We also knew that we wanted to use one of the new features that Apple introduced from the iPhone 4 and upwards: the Gyro. By creating a Gyro Mode, where the player holds the device in front of them and turns their body in the way they want to face and the room moves around their head as though they’re in it, we had something that would make Papa Sangre II even more immersive. Once we got the engine working enough to prototype this, we knew we had to use it in Papa II. It’s totally intuitive, and it’s awesome.
Fast Forward to March this year and the Papa Engine was finally ready and stable enough to develop with. After 9 months of discussing ideas and coming up with a premise and structure and manifesto for Papa Sangre II, we were faced with a terrifying task: making it. What had been a large creative steering team was streamlined to a smaller working team so that we could start making quick progress and decisions, with regular review points along the way for the wider group to feed into the process.
After a couple of intensive days locked in a studio acting out possible game design in real life (see my blog about it here), work began in earnest in April 2013. I (the game director and producer) began working very closely with an amazing team which consisted of writer Neil Bennun, sound designers Ben and Max Ringham, and game developer Antoine Pastor.
The six months since then have been a blur of scripts, level design, sound design, bugs, testing, testing and testing. Somehow we moved from draft scripts and back-of-fag-packet level sketches through to our first demo levels, to a very rough alpha and eventually, after a lot of blood, sweat and tears, to a working Beta.

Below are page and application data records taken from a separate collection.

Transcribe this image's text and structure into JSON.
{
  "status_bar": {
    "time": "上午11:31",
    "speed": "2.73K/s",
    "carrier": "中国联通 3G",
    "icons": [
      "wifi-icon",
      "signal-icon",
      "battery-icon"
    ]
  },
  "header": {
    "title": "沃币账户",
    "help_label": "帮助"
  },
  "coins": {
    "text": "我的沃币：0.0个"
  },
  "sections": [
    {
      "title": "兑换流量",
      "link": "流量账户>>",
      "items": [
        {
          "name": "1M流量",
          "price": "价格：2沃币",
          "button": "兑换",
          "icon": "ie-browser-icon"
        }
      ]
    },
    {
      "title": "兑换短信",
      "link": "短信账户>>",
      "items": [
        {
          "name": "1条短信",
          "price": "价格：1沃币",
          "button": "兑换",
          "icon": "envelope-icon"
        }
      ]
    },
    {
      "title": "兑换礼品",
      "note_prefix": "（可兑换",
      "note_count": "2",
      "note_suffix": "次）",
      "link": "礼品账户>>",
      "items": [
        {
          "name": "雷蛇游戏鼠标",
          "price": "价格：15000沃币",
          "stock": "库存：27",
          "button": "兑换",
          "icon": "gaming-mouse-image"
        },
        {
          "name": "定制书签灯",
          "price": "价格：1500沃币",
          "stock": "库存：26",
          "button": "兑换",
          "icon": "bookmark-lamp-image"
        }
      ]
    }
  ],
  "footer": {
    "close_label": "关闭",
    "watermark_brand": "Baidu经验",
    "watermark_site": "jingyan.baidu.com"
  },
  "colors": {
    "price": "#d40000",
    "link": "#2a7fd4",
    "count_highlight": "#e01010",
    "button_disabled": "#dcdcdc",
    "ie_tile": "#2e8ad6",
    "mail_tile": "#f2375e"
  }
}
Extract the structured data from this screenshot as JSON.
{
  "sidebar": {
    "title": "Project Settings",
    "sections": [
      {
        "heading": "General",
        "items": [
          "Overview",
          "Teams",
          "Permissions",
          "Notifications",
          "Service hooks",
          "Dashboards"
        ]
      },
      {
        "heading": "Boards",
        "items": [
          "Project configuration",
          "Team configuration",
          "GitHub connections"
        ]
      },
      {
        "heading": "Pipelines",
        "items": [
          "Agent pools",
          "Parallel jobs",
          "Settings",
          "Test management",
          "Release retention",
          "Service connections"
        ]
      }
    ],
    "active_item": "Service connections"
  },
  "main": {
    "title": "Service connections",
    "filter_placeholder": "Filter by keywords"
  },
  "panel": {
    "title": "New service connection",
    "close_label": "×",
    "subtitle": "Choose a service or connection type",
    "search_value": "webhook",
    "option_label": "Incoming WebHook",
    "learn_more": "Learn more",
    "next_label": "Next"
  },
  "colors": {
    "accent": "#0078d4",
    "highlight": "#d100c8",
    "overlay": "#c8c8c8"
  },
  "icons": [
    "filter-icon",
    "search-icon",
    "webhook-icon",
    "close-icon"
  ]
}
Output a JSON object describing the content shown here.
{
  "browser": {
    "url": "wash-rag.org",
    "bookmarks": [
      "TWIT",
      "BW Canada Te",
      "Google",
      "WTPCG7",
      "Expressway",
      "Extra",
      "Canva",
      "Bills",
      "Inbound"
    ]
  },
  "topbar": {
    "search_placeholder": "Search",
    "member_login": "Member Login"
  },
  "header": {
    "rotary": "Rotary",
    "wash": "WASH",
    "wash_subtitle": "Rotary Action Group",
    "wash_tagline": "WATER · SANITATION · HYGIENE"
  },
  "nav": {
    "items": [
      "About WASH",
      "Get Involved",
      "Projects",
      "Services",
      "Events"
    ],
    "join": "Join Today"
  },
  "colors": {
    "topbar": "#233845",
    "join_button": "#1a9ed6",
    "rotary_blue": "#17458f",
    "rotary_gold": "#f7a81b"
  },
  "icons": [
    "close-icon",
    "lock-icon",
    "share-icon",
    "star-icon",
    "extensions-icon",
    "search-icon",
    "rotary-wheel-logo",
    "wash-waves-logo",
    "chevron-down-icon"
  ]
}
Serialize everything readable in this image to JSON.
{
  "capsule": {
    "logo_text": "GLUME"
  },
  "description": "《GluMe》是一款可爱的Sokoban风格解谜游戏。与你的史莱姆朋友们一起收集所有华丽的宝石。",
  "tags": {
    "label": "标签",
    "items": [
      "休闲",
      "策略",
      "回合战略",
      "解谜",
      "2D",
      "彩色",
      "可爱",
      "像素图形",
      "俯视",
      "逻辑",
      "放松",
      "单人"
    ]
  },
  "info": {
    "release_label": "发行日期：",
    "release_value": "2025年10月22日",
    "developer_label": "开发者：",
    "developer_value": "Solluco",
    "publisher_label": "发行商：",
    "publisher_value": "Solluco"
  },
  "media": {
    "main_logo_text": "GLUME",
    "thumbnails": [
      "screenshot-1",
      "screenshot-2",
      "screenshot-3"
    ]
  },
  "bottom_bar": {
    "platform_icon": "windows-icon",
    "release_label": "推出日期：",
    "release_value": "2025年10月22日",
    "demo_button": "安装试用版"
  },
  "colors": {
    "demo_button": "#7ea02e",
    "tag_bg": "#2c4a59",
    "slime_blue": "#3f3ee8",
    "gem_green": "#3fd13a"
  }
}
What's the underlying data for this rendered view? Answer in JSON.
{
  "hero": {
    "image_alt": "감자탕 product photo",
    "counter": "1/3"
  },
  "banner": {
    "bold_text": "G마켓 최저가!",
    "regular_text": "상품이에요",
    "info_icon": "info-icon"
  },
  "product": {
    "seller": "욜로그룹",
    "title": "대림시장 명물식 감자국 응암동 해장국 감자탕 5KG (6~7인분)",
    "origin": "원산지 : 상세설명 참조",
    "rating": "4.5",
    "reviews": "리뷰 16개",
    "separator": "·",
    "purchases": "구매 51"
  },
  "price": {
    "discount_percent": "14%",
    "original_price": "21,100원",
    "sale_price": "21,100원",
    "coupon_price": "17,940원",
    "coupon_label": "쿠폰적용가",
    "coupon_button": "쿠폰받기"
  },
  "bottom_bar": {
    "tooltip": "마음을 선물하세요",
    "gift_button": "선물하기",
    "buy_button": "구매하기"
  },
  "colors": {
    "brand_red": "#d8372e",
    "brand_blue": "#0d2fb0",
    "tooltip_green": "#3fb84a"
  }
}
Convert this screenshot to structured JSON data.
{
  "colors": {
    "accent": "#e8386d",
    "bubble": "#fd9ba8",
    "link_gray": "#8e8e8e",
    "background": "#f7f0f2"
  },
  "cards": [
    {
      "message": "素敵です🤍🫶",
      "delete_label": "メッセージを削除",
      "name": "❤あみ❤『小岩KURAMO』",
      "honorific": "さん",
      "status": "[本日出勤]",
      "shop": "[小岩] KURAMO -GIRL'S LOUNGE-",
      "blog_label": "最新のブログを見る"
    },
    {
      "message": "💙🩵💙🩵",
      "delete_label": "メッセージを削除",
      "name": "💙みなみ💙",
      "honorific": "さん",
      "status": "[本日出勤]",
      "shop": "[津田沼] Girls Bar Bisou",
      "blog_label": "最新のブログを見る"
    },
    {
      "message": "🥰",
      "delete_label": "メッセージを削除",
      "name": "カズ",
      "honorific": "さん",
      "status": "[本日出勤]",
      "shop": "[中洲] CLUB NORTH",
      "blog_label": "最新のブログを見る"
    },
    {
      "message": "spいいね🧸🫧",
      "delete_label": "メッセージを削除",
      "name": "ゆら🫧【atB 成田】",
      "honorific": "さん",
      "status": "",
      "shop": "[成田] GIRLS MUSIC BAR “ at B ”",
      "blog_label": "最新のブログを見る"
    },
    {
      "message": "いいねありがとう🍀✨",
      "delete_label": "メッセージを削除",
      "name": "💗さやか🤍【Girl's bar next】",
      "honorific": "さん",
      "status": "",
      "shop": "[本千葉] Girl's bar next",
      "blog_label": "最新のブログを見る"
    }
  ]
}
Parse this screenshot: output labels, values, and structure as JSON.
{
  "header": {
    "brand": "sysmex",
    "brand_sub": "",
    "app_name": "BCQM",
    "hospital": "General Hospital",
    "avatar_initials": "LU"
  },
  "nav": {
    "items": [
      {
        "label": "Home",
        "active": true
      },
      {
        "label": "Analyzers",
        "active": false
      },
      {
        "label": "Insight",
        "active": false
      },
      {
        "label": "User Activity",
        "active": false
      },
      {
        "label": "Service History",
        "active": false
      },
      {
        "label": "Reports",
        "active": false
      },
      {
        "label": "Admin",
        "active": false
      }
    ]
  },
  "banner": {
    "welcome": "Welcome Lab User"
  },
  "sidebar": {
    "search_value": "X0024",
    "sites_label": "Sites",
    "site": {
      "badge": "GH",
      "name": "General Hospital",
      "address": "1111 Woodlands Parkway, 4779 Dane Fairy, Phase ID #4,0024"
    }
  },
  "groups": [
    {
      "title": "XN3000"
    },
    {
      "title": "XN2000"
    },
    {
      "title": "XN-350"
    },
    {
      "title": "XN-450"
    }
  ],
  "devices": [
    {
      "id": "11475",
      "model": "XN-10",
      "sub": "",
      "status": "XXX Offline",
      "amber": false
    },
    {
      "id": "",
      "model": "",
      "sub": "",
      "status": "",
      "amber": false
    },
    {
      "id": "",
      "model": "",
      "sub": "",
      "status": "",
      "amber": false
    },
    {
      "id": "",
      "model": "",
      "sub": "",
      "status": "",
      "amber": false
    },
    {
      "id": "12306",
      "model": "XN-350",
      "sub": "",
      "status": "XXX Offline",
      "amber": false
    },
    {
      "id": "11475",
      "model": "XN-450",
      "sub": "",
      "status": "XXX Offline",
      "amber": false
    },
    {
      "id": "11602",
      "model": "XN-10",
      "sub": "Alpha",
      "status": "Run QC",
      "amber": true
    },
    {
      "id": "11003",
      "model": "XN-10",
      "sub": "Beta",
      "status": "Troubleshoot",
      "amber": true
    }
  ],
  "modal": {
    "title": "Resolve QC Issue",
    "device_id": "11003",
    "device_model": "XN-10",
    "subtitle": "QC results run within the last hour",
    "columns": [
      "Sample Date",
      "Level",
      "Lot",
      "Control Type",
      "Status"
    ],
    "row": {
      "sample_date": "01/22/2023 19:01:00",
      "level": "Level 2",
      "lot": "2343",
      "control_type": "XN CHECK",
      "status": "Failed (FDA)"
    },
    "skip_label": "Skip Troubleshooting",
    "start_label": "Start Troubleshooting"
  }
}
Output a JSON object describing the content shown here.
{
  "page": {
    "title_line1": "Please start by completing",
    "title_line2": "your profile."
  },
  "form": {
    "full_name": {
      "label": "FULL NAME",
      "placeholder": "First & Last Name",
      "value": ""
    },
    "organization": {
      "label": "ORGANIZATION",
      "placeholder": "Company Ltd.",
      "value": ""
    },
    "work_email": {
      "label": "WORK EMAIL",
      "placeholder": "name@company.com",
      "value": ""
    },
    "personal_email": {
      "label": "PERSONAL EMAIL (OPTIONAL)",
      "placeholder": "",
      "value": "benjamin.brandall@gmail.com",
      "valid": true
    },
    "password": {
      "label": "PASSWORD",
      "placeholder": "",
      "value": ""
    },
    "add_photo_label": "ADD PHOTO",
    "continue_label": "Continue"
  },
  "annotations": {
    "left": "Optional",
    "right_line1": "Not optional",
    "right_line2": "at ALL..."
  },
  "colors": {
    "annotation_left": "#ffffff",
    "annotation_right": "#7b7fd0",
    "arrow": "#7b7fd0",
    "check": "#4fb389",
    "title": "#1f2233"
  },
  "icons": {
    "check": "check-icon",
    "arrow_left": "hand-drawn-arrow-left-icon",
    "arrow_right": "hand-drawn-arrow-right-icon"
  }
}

We had two recording sessions with Sean Bean – one in July, when we got most of the content recorded; and another at the end of August, for retakes and to re-record bits which we’d changed based on further testing. Prior to this we’d recorded guide scripts with various members of the team taking on the role of ‘Sean’. I sometimes lie awake at night worrying that some of these placeholder recordings are still in some obscure corner of the final release. (It isn’t). (It is? tell us where!)
We did our first proper, structured playtests in May, and kept running formal and informal playtests for the rest of the project. In August we put out a Beta which we distributed to twenty volunteers, and whose feedback was invaluable. In September we completed a ‘finished’ version of the game which we put to the functionality testers – who showed us a load of things which needed fixing (as we were expecting), which we duly did.
We submitted our first release candidate to Apple in September, but have since updated the version waiting in the back end of the App Store three times (I think), as we’ve continued to improve the game while we waited for today to come.
And here we are, today, on release day. It’s time to give our game over to the public, to take it’s chances in the big bad world. Big bad world: enjoy…